* Material to process *

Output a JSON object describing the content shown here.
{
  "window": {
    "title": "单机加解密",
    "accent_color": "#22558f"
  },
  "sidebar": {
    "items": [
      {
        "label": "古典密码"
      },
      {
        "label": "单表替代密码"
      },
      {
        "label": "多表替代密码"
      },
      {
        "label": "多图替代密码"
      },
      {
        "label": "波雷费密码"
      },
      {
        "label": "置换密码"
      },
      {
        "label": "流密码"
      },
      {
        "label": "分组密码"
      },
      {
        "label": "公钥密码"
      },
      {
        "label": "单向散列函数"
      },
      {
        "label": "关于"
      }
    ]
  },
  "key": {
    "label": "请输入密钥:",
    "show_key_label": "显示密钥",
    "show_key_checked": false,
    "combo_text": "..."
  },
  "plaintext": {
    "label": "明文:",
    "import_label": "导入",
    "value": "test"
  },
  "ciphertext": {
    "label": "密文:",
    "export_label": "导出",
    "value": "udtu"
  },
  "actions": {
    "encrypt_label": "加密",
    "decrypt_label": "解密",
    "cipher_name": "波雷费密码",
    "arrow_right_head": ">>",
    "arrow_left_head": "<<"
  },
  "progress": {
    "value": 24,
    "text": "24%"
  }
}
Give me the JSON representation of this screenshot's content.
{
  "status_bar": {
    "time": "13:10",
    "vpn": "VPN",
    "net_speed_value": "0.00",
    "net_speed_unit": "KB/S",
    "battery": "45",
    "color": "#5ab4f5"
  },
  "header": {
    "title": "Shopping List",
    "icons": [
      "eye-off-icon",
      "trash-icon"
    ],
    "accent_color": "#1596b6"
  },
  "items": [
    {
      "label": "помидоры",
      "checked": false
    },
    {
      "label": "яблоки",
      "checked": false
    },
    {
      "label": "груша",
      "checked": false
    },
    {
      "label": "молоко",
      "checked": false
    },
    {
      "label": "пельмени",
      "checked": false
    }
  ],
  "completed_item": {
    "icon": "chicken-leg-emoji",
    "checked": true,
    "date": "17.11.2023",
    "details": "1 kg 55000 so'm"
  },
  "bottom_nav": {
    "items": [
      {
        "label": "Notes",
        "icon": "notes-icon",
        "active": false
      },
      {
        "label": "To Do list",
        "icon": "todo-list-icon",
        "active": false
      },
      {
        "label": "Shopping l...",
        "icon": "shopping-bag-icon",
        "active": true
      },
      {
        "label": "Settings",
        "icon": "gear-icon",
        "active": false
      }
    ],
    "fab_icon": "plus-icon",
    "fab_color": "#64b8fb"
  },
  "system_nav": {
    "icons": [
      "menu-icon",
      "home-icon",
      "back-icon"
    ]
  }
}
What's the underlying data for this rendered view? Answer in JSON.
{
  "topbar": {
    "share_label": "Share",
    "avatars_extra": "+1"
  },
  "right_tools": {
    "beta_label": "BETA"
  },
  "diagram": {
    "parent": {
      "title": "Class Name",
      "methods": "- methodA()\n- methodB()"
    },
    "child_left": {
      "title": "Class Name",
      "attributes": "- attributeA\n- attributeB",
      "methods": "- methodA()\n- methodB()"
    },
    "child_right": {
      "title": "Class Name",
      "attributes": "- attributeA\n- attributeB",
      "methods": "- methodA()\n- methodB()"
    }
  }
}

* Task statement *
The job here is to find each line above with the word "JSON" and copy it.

* Expected output *
Output a JSON object describing the content shown here.
Give me the JSON representation of this screenshot's content.
What's the underlying data for this rendered view? Answer in JSON.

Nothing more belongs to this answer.